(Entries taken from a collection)
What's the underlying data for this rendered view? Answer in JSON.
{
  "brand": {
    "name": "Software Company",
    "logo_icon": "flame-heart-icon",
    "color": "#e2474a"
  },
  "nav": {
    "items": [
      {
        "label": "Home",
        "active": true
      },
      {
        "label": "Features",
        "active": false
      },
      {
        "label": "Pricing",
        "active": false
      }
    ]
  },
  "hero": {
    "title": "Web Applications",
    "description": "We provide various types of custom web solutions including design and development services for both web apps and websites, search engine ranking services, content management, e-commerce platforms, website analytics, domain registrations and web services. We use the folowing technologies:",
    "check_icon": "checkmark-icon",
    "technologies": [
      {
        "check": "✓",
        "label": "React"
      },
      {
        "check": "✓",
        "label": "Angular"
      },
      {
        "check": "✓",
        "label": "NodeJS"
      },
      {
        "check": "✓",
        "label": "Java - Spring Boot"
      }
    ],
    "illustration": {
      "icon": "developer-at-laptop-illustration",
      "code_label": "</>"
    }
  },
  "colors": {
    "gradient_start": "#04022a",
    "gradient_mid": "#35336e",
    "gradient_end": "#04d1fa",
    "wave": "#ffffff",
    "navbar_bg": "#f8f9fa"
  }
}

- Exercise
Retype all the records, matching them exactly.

- Exercise answer
What's the underlying data for this rendered view? Answer in JSON.
{
  "brand": {
    "name": "Software Company",
    "logo_icon": "flame-heart-icon",
    "color": "#e2474a"
  },
  "nav": {
    "items": [
      {
        "label": "Home",
        "active": true
      },
      {
        "label": "Features",
        "active": false
      },
      {
        "label": "Pricing",
        "active": false
      }
    ]
  },
  "hero": {
    "title": "Web Applications",
    "description": "We provide various types of custom web solutions including design and development services for both web apps and websites, search engine ranking services, content management, e-commerce platforms, website analytics, domain registrations and web services. We use the folowing technologies:",
    "check_icon": "checkmark-icon",
    "technologies": [
      {
        "check": "✓",
        "label": "React"
      },
      {
        "check": "✓",
        "label": "Angular"
      },
      {
        "check": "✓",
        "label": "NodeJS"
      },
      {
        "check": "✓",
        "label": "Java - Spring Boot"
      }
    ],
    "illustration": {
      "icon": "developer-at-laptop-illustration",
      "code_label": "</>"
    }
  },
  "colors": {
    "gradient_start": "#04022a",
    "gradient_mid": "#35336e",
    "gradient_end": "#04d1fa",
    "wave": "#ffffff",
    "navbar_bg": "#f8f9fa"
  }
}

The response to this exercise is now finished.